Excerpts from an interface dataset
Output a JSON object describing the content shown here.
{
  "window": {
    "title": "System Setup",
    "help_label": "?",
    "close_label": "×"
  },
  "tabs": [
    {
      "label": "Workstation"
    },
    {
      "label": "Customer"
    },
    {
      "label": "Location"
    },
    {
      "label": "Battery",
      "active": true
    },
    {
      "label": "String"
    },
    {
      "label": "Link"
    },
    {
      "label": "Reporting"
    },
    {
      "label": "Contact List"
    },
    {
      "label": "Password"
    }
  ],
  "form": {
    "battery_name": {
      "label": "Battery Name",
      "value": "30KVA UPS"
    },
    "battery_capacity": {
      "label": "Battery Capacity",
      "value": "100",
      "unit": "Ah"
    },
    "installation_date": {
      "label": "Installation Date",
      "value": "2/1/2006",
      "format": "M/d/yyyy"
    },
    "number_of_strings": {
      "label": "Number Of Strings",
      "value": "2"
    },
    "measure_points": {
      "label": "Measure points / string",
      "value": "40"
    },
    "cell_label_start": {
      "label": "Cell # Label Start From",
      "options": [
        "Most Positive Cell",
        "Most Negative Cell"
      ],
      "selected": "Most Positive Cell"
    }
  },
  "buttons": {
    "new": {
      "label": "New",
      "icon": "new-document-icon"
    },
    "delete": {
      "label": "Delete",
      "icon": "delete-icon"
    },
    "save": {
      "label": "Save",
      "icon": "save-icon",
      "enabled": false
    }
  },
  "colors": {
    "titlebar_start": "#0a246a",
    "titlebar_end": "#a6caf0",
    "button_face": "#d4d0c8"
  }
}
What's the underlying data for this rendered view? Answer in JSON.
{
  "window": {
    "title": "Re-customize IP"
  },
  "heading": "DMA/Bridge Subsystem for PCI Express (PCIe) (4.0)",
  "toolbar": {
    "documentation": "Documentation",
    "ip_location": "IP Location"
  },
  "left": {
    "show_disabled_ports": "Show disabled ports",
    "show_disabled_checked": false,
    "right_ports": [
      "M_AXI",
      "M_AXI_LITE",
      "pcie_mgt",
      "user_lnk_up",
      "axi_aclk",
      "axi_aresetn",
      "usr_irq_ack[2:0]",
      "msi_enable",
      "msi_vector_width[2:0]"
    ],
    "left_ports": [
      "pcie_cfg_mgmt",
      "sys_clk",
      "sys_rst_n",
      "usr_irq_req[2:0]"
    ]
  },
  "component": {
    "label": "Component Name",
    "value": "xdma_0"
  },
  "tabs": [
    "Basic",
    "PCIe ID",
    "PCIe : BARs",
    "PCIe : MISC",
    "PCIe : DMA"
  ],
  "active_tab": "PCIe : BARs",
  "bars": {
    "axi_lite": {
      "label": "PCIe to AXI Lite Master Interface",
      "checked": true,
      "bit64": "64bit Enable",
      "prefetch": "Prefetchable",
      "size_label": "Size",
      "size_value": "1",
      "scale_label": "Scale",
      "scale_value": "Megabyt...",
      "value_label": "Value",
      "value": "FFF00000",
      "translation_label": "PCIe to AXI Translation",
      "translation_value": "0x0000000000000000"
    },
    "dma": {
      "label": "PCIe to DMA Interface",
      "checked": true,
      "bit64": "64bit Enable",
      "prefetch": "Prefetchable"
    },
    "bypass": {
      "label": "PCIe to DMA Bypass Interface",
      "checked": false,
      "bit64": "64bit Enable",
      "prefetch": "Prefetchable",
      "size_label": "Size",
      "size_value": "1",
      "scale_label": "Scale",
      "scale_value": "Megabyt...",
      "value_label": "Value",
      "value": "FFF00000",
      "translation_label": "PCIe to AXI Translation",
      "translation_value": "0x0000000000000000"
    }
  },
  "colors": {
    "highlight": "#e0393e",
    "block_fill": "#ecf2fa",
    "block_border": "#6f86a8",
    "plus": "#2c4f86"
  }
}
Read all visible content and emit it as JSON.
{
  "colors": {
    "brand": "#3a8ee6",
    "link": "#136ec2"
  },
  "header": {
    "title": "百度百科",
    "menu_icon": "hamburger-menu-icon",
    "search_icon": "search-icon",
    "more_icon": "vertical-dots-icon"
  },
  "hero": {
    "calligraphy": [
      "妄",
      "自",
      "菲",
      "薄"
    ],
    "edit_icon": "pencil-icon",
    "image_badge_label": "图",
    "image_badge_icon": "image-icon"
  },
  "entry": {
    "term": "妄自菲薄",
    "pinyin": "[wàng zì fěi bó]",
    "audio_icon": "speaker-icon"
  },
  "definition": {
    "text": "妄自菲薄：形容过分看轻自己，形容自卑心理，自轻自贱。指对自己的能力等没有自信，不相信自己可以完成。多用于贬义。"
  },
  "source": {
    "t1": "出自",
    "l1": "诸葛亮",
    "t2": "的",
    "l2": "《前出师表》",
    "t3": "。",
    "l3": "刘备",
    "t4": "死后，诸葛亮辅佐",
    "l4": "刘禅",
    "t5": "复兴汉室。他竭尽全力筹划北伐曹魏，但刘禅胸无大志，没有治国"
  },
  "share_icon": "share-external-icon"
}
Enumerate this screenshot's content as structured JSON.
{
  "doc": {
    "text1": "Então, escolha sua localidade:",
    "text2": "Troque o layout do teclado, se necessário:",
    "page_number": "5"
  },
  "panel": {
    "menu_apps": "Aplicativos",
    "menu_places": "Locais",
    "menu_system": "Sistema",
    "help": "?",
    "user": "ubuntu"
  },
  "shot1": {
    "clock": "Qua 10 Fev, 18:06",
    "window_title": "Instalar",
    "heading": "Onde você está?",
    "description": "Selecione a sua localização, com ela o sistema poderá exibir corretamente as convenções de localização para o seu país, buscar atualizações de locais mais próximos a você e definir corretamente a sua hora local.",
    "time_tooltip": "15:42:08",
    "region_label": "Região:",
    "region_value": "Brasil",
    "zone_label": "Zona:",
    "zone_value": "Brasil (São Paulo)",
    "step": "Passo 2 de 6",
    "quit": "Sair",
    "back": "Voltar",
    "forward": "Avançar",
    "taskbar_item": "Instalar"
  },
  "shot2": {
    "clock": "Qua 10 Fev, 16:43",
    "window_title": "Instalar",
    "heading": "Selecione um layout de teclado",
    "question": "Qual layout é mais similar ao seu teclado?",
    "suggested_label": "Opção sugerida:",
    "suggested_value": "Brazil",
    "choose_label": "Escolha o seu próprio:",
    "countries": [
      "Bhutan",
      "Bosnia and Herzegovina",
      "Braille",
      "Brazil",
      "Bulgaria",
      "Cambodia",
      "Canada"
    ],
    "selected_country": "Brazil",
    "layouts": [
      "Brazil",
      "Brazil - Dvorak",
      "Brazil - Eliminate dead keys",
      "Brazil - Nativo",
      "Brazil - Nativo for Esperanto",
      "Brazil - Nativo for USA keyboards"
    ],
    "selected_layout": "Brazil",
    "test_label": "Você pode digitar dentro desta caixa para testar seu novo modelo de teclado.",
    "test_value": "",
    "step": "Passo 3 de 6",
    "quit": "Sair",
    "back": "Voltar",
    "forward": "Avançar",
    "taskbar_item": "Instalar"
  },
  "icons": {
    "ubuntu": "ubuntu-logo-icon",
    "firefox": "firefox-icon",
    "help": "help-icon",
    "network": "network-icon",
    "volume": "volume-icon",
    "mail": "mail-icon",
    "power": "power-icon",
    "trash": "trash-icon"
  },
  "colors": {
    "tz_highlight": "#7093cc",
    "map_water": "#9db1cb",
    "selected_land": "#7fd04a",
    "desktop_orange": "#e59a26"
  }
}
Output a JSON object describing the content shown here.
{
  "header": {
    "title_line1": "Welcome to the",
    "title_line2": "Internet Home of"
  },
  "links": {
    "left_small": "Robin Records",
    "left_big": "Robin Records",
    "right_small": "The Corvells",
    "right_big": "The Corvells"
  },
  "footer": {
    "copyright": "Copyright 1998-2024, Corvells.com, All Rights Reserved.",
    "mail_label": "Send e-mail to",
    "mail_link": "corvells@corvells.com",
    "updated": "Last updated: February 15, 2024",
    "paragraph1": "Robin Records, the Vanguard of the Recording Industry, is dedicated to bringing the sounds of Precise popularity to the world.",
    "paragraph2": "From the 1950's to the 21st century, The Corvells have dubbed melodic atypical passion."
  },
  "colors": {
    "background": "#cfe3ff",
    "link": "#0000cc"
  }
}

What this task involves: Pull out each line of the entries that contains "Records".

Output of the exercise:
    "left_small": "Robin Records",
    "left_big": "Robin Records",
    "paragraph1": "Robin Records, the Vanguard of the Recording Industry, is dedicated to bringing the sounds of Precise popularity to the world.",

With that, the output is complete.